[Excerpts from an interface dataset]
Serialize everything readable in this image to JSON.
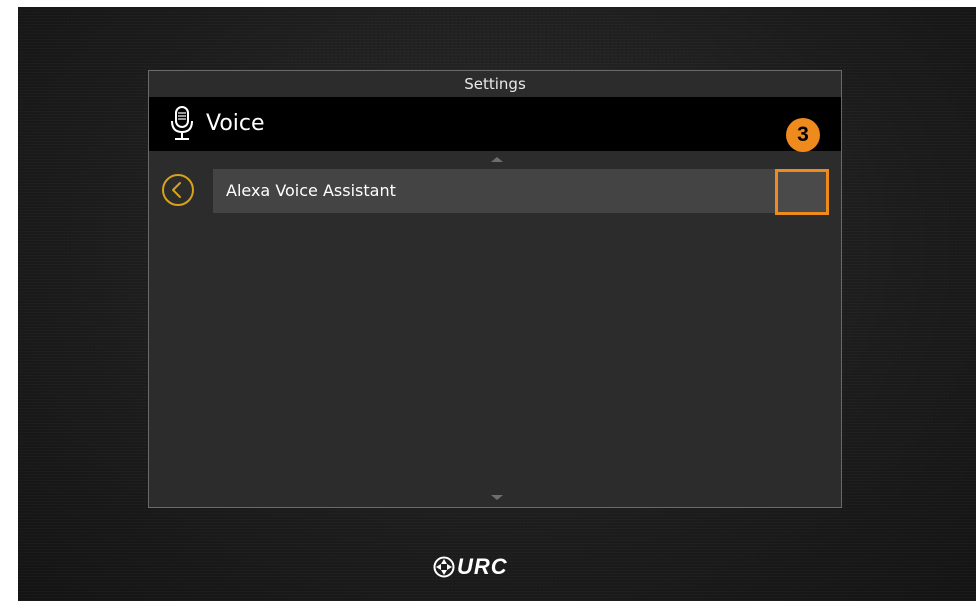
{
  "panel": {
    "title": "Settings"
  },
  "header": {
    "icon": "microphone-icon",
    "title": "Voice"
  },
  "callout": {
    "number": "3",
    "color": "#ef8a1c"
  },
  "list": {
    "items": [
      {
        "label": "Alexa Voice Assistant",
        "toggle_checked": false
      }
    ]
  },
  "icons": {
    "back": "chevron-left-circle-icon",
    "scroll_up": "scroll-up-arrow-icon",
    "scroll_down": "scroll-down-arrow-icon"
  },
  "brand": {
    "logo_text": "URC",
    "accent_color": "#d8a21a"
  }
}
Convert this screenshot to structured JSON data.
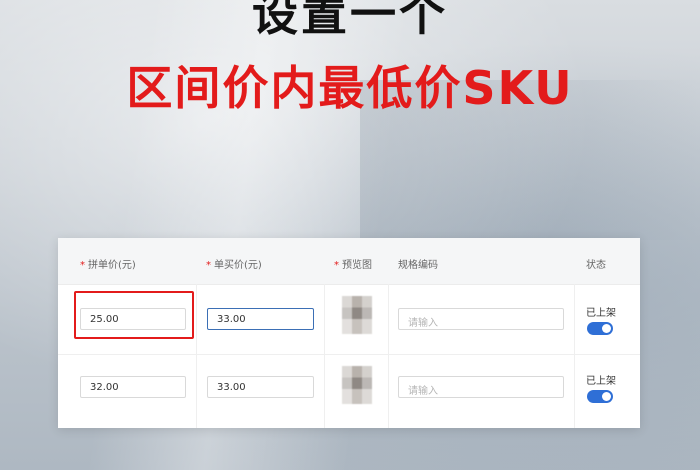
{
  "headline": {
    "line1": "设置一个",
    "line2": "区间价内最低价SKU"
  },
  "table": {
    "required_mark": "*",
    "headers": {
      "group_price": "拼单价(元)",
      "single_price": "单买价(元)",
      "preview": "预览图",
      "spec_code": "规格编码",
      "status": "状态"
    },
    "rows": [
      {
        "group_price": "25.00",
        "single_price": "33.00",
        "spec_code_placeholder": "请输入",
        "status_label": "已上架",
        "status_on": true
      },
      {
        "group_price": "32.00",
        "single_price": "33.00",
        "spec_code_placeholder": "请输入",
        "status_label": "已上架",
        "status_on": true
      }
    ]
  },
  "colors": {
    "headline_red": "#e31b1b",
    "toggle_on": "#2f6fd6",
    "highlight_box": "#e31b1b"
  }
}
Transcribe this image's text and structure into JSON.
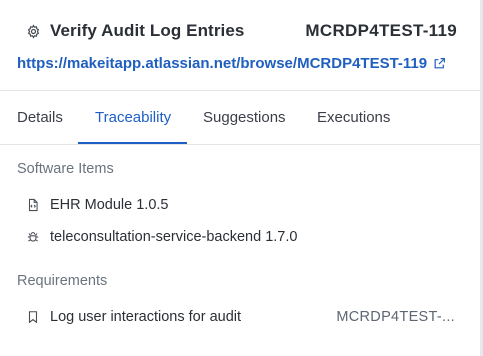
{
  "header": {
    "title": "Verify Audit Log Entries",
    "issue_key": "MCRDP4TEST-119",
    "url": "https://makeitapp.atlassian.net/browse/MCRDP4TEST-119"
  },
  "tabs": [
    {
      "label": "Details",
      "active": false
    },
    {
      "label": "Traceability",
      "active": true
    },
    {
      "label": "Suggestions",
      "active": false
    },
    {
      "label": "Executions",
      "active": false
    }
  ],
  "software_items": {
    "heading": "Software Items",
    "items": [
      {
        "label": "EHR Module 1.0.5",
        "icon": "code-file-icon"
      },
      {
        "label": "teleconsultation-service-backend 1.7.0",
        "icon": "bug-icon"
      }
    ]
  },
  "requirements": {
    "heading": "Requirements",
    "items": [
      {
        "label": "Log user interactions for audit",
        "key": "MCRDP4TEST-...",
        "icon": "bookmark-icon"
      }
    ]
  },
  "colors": {
    "accent": "#1d5fc4",
    "link": "#1f5fbf",
    "muted_text": "#6b7380"
  }
}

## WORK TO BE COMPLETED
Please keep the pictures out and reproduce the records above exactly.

## ANSWER AREA
Serialize everything readable in this image to JSON.
{
  "panel": {
    "title": "Settings"
  },
  "header": {
    "icon": "microphone-icon",
    "title": "Voice"
  },
  "callout": {
    "number": "3",
    "color": "#ef8a1c"
  },
  "list": {
    "items": [
      {
        "label": "Alexa Voice Assistant",
        "toggle_checked": false
      }
    ]
  },
  "icons": {
    "back": "chevron-left-circle-icon",
    "scroll_up": "scroll-up-arrow-icon",
    "scroll_down": "scroll-down-arrow-icon"
  },
  "brand": {
    "logo_text": "URC",
    "accent_color": "#d8a21a"
  }
}
Convert this screenshot to structured JSON data.
{
  "headline": {
    "line1": "设置一个",
    "line2": "区间价内最低价SKU"
  },
  "table": {
    "required_mark": "*",
    "headers": {
      "group_price": "拼单价(元)",
      "single_price": "单买价(元)",
      "preview": "预览图",
      "spec_code": "规格编码",
      "status": "状态"
    },
    "rows": [
      {
        "group_price": "25.00",
        "single_price": "33.00",
        "spec_code_placeholder": "请输入",
        "status_label": "已上架",
        "status_on": true
      },
      {
        "group_price": "32.00",
        "single_price": "33.00",
        "spec_code_placeholder": "请输入",
        "status_label": "已上架",
        "status_on": true
      }
    ]
  },
  "colors": {
    "headline_red": "#e31b1b",
    "toggle_on": "#2f6fd6",
    "highlight_box": "#e31b1b"
  }
}
Transcribe this image's text and structure into JSON.
{
  "header": {
    "title": "Verify Audit Log Entries",
    "issue_key": "MCRDP4TEST-119",
    "url": "https://makeitapp.atlassian.net/browse/MCRDP4TEST-119"
  },
  "tabs": [
    {
      "label": "Details",
      "active": false
    },
    {
      "label": "Traceability",
      "active": true
    },
    {
      "label": "Suggestions",
      "active": false
    },
    {
      "label": "Executions",
      "active": false
    }
  ],
  "software_items": {
    "heading": "Software Items",
    "items": [
      {
        "label": "EHR Module 1.0.5",
        "icon": "code-file-icon"
      },
      {
        "label": "teleconsultation-service-backend 1.7.0",
        "icon": "bug-icon"
      }
    ]
  },
  "requirements": {
    "heading": "Requirements",
    "items": [
      {
        "label": "Log user interactions for audit",
        "key": "MCRDP4TEST-...",
        "icon": "bookmark-icon"
      }
    ]
  },
  "colors": {
    "accent": "#1d5fc4",
    "link": "#1f5fbf",
    "muted_text": "#6b7380"
  }
}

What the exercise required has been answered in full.